:: What is expected ::
The answer must be every line of the records below that holds the word "type".

:: The input ::
★ ★ ★ ★ ★

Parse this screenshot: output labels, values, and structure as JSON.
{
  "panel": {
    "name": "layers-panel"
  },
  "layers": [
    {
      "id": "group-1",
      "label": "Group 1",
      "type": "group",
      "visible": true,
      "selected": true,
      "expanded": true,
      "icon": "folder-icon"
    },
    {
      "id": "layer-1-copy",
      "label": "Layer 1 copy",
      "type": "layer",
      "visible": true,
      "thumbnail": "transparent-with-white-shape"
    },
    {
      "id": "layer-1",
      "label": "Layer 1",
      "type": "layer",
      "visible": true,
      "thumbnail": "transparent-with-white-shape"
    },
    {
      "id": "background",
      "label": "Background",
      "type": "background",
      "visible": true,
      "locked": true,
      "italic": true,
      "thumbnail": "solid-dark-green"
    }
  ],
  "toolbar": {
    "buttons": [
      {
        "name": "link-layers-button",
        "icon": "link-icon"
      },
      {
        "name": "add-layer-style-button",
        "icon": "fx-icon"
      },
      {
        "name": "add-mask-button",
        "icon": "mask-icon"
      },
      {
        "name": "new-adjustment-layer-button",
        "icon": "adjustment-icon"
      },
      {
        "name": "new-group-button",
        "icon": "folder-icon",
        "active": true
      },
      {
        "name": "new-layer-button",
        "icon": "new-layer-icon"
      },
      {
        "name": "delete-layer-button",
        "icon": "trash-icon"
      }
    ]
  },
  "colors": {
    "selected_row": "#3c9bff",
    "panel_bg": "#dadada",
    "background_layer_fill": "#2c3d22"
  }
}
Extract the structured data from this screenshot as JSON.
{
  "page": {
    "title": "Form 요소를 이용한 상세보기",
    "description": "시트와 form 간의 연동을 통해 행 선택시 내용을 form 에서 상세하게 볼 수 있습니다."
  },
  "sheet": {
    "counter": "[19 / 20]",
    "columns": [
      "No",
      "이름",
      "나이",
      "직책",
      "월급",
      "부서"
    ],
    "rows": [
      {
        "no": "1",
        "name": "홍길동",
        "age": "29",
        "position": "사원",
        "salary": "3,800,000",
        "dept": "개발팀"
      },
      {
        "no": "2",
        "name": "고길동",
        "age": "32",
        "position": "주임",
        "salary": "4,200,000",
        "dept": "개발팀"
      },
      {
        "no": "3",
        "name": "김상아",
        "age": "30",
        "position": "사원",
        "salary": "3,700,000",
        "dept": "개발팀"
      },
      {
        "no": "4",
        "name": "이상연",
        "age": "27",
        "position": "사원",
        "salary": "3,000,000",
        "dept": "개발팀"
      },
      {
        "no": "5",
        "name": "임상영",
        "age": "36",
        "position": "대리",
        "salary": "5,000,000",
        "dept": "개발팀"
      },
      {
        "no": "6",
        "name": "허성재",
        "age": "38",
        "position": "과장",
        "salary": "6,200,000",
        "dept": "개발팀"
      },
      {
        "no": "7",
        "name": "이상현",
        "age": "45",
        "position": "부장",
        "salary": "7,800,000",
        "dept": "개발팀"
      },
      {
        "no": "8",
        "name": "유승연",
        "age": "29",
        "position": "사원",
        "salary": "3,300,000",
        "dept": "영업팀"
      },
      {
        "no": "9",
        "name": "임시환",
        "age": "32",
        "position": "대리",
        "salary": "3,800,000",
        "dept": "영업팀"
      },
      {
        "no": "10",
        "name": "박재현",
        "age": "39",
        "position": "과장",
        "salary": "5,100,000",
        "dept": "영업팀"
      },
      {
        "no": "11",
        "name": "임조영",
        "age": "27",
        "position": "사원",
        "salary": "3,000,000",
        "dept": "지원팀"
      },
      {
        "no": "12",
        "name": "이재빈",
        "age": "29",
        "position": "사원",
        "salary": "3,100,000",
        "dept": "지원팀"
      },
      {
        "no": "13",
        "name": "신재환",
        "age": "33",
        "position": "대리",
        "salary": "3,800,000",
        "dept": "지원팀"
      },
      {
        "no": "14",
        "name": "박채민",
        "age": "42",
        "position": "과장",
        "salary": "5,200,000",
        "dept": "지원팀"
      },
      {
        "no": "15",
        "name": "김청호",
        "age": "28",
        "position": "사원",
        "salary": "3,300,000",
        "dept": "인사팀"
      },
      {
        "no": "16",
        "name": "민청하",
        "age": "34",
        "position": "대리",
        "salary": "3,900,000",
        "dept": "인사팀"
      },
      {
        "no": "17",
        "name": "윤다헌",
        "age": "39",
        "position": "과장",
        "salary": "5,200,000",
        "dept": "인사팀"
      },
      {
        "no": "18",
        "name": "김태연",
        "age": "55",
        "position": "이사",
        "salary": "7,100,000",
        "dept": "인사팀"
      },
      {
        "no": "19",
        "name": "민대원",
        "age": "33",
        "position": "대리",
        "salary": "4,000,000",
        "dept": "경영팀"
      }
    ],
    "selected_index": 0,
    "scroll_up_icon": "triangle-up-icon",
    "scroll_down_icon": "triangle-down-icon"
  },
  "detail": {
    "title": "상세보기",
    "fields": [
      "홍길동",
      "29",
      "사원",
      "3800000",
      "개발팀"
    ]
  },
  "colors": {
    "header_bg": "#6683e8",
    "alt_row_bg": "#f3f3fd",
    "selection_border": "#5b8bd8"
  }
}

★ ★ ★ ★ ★

:: Solution for this task ::
      "type": "group",
      "type": "layer",
      "type": "layer",
      "type": "background",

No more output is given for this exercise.